Work instructions: Using the data below, copy every line that contains the word "Number".

Data records for software interfaces
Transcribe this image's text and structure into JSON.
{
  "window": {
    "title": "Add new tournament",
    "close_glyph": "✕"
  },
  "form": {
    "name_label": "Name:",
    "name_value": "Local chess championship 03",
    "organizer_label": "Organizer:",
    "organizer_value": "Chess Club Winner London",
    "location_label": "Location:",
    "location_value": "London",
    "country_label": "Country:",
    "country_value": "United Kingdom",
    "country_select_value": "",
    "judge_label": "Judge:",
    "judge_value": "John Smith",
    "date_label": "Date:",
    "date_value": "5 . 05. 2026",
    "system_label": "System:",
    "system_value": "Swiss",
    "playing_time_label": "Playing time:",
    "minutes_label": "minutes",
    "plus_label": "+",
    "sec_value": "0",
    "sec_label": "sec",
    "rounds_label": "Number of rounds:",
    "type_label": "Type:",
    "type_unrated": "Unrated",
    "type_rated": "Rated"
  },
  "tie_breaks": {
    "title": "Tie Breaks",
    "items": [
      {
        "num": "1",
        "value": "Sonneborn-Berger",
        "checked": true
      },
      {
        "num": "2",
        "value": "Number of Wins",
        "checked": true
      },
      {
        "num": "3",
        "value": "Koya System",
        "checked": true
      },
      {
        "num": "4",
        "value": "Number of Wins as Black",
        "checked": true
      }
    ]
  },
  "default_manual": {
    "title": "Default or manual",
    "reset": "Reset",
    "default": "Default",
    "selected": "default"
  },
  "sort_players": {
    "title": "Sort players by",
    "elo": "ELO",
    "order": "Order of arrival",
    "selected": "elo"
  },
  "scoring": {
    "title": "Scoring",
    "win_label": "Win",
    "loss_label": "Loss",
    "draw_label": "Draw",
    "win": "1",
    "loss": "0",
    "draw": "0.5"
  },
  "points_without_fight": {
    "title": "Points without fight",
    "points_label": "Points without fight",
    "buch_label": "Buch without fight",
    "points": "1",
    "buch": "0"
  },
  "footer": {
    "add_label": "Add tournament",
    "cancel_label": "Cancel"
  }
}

Answer for the task:
    "rounds_label": "Number of rounds:",
        "value": "Number of Wins",
        "value": "Number of Wins as Black",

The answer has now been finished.